Some countries don’t already have a reporting hotline, such as we provide in the UK.
Our IWF Reporting Portal is designed to enable other countries to provide their citizens with somewhere to report online images of child sexual abuse confidentially.
Reports made through IWF Reporting Portals (by that country’s citizens) are assessed by our experienced analysts. We then take action on those reports using the same processes already in place for UK reports.
IWF Reporting Portals have already been established in Uganda and Mauritius and we’re developing portals for several other countries.
High level competition
There’s strong competition in this year’s Safety category so along with the UK Safer Internet Centre we’re pleased to see IWF Members Exa Networks and Schools Broadband shortlisted for their excellent work. Together, we’re making a real difference.

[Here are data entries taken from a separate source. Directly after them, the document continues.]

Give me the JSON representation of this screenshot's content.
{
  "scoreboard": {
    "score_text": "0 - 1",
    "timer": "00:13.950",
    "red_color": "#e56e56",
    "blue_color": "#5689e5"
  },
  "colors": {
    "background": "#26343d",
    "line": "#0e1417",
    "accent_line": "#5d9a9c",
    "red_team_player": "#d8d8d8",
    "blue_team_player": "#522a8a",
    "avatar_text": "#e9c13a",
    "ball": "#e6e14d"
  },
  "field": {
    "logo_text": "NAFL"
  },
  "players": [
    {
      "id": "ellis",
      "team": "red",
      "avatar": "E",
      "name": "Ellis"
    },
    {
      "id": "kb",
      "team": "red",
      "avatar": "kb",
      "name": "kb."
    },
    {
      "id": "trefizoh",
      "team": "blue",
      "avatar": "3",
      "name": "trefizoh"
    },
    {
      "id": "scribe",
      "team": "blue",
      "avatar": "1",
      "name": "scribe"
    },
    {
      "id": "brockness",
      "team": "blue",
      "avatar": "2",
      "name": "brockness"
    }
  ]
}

The winner will be announced at a ceremony on 7 July 2016.
We make the internet a safer place. We help victims of child sexual abuse worldwide by identifying and removing online images and videos of their abuse. We search for child sexual abuse images and videos and offer a place for the public to report them anonymously. We then have them removed. We’re a not for profit organisation and are supported by the global internet industry and the European Commission.
About the UK Safer Internet Centre
The UK Safer Internet Centre is coordinated by a partnership of three leading organisations; Childnet International, the South West Grid for Learning and the Internet Watch Foundation. It is co-funded by the European Commission's Safer Internet Programme and is one of the 31 Safer Internet Centres of the Insafe network. The centre has three main functions: an Awareness Centre, a Helpline and a Hotline.
Full details of the ISPA Awards shortlist can be found here.